I’m in no hurry, but I want to keep working on it so that it doesn’t fall by the wayside.

Come to AIM in 2015

I submitted, and they were kind enough to print, an item on Mountain T.O.P. for this week’s church newsletter. I’ll share it below as well. Mountain T.O.P. has some administrative ties to the United Methodist Church, but its programs are interdenominational, and are attended each year by individuals and groups from a wide variety of denominational backgrounds.
I will also share a couple of videos: My personal video from the AIM event I attended last summer, plus the camp slideshow from that same week. My video, by necessity, only shows things I was present for, which means there’s no footage of home repair. The slideshow is therefore more comprehensive.

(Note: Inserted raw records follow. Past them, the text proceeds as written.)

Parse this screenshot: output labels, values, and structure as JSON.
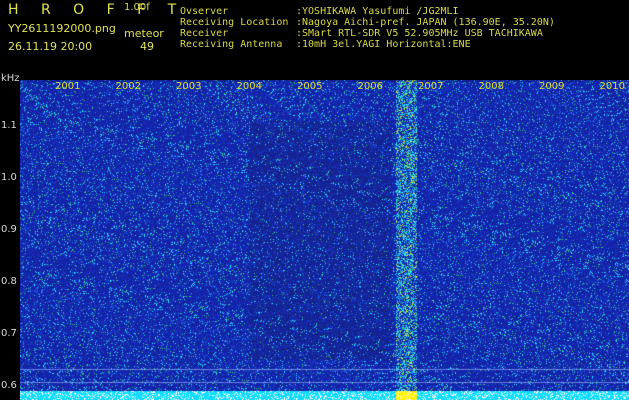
{
  "header": {
    "brand": "H R O F F T",
    "version": "1.00f",
    "filename": "YY2611192000.png",
    "datetime": "26.11.19 20:00",
    "meteor_label": "meteor",
    "meteor_count": "49"
  },
  "info": [
    {
      "key": "Ovserver",
      "value": ":YOSHIKAWA Yasufumi /JG2MLI"
    },
    {
      "key": "Receiving Location",
      "value": ":Nagoya Aichi-pref. JAPAN (136.90E, 35.20N)"
    },
    {
      "key": "Receiver",
      "value": ":SMart RTL-SDR V5 52.905MHz USB TACHIKAWA"
    },
    {
      "key": "Receiving Antenna",
      "value": ":10mH 3el.YAGI Horizontal:ENE"
    }
  ],
  "axis": {
    "unit": "kHz",
    "freq_labels": [
      {
        "text": "1.1",
        "value": 1.1
      },
      {
        "text": "1.0",
        "value": 1.0
      },
      {
        "text": "0.9",
        "value": 0.9
      },
      {
        "text": "0.8",
        "value": 0.8
      },
      {
        "text": "0.7",
        "value": 0.7
      },
      {
        "text": "0.6",
        "value": 0.6
      }
    ],
    "freq_range": [
      0.575,
      1.19
    ],
    "time_labels": [
      "2001",
      "2002",
      "2003",
      "2004",
      "2005",
      "2006",
      "2007",
      "2008",
      "2009",
      "2010"
    ]
  },
  "colors": {
    "text_yellow": "#e0e030",
    "background": "#000000",
    "waterfall_base": "#1e2fa8",
    "noise_bright": "#28e8ff",
    "signal_yellow": "#ffff00"
  }
}
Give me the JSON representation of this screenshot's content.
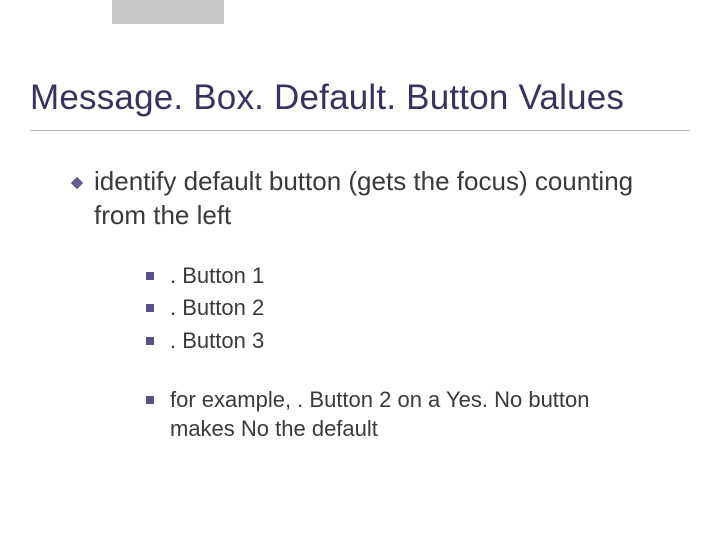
{
  "title": "Message. Box. Default. Button Values",
  "body": {
    "main_point": "identify default button (gets the focus) counting from the left",
    "items": [
      ". Button 1",
      ". Button 2",
      ". Button 3"
    ],
    "example": "for example, . Button 2 on a Yes. No button makes No the default"
  },
  "colors": {
    "title": "#3a3160",
    "bullet_diamond": "#5a4f84",
    "bullet_square": "#5a4f84"
  }
}
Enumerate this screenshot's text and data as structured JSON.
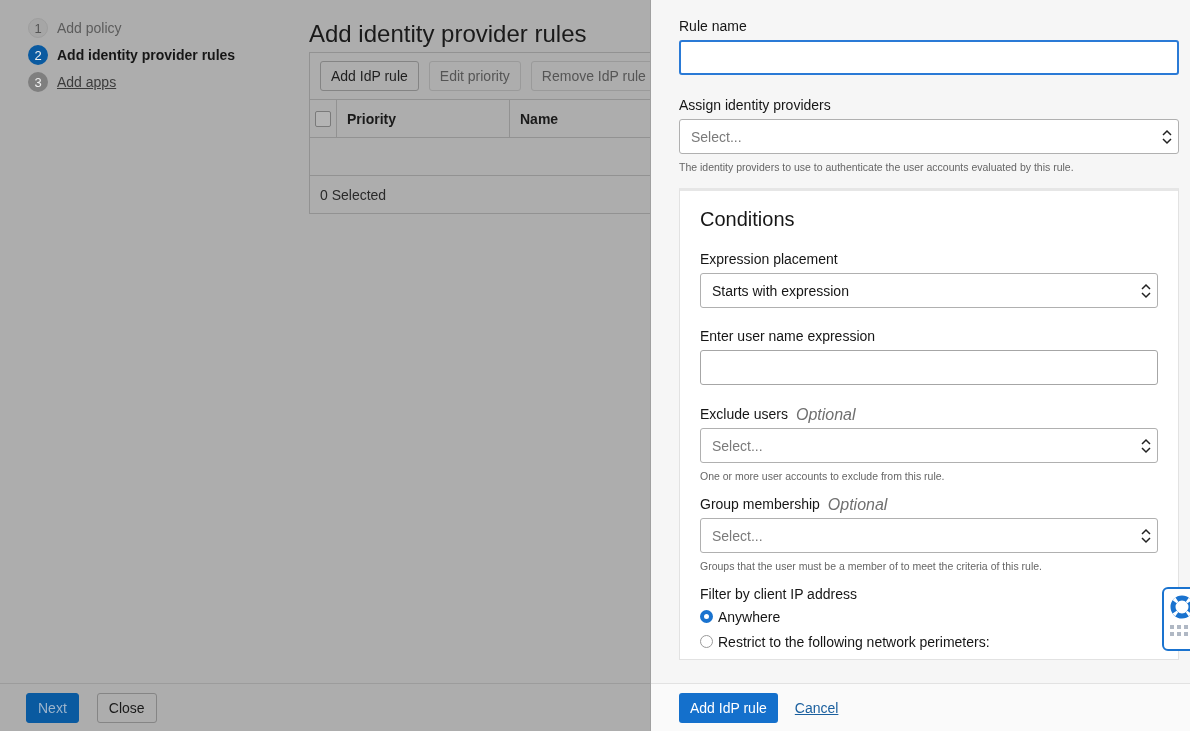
{
  "steps": [
    {
      "number": "1",
      "label": "Add policy",
      "kind": "disabled"
    },
    {
      "number": "2",
      "label": "Add identity provider rules",
      "kind": "current"
    },
    {
      "number": "3",
      "label": "Add apps",
      "kind": "link"
    }
  ],
  "page_title": "Add identity provider rules",
  "table_toolbar": [
    {
      "label": "Add IdP rule",
      "disabled": false
    },
    {
      "label": "Edit priority",
      "disabled": true
    },
    {
      "label": "Remove IdP rule",
      "disabled": true
    }
  ],
  "table": {
    "select_all_checked": false,
    "columns": [
      "Priority",
      "Name"
    ],
    "footer": "0 Selected"
  },
  "page_footer": [
    {
      "label": "Next",
      "kind": "primary"
    },
    {
      "label": "Close",
      "kind": "secondary"
    }
  ],
  "panel": {
    "fields": [
      {
        "kind": "input",
        "label": "Rule name",
        "focused": true
      },
      {
        "kind": "select",
        "label": "Assign identity providers",
        "placeholder": "Select...",
        "help": "The identity providers to use to authenticate the user accounts evaluated by this rule."
      }
    ],
    "conditions": {
      "title": "Conditions",
      "fields": [
        {
          "kind": "select",
          "label": "Expression placement",
          "value": "Starts with expression"
        },
        {
          "kind": "input",
          "label": "Enter user name expression",
          "focused": false
        },
        {
          "kind": "select",
          "label": "Exclude users",
          "optional": "Optional",
          "placeholder": "Select...",
          "help": "One or more user accounts to exclude from this rule."
        },
        {
          "kind": "select",
          "label": "Group membership",
          "optional": "Optional",
          "placeholder": "Select...",
          "help": "Groups that the user must be a member of to meet the criteria of this rule."
        },
        {
          "kind": "radio",
          "label": "Filter by client IP address",
          "options": [
            {
              "label": "Anywhere",
              "selected": true
            },
            {
              "label": "Restrict to the following network perimeters:",
              "selected": false
            }
          ]
        }
      ]
    },
    "submit": "Add IdP rule",
    "cancel": "Cancel"
  }
}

Mountain T.O.P. has announced the dates for its Adults In Ministry program for next summer. At the week-long camps, each individual adult volunteer can choose between participating in the home repair ministry or participating in a ministry which serves children and youth.

  • June 7-13, Home repair or Kaleidoscope. Kaleidoscope is an arts program for elementary-age special needs children; volunteers can either lead a workshop or volunteer to help with workshops led by others. “Special needs” is broadly-defined and includes a wide variety of situations.
  • June 21-27, Home repair or Summer Plus. Summer Plus is a program of enrichment workshops for young teenagers. Workshops can include anything from sports to cooking to crafts. As with Kaleidoscope, you can either volunteer to lead a workshop yourself or to help with workshops led by others.
  • July 5-11, Home repair or Quest. Quest is an adventure camp in which teenagers get to do activities like rafting and rappelling. Adult volunteers work in a support role; they can participate in activities but can skip any activity with which they’re not comfortable.

In the home repair program, teams of about six volunteers spend the week making improvements to the home of a needy individual or family.
Prior experience is NOT required for any of the four programs, and there will be volunteers of both genders and at all skill and experience levels in each program.
2015 is the 40th anniversary of the Mountain T.O.P. ministry, and so the ministry has a goal of recruiting at least 40 volunteers for each of the camp weeks. All of the weeks are held at Camp Cumberland Pines near Altamont in Grundy County.
Getting away on a short-term mission trip can be a time of spiritual refreshment as well as service; the experience of living for a week in a supportive, fun Christian community is a true blessing.
For more information, contact me or go to http://mountain-top.org/adults-in-ministry-aim/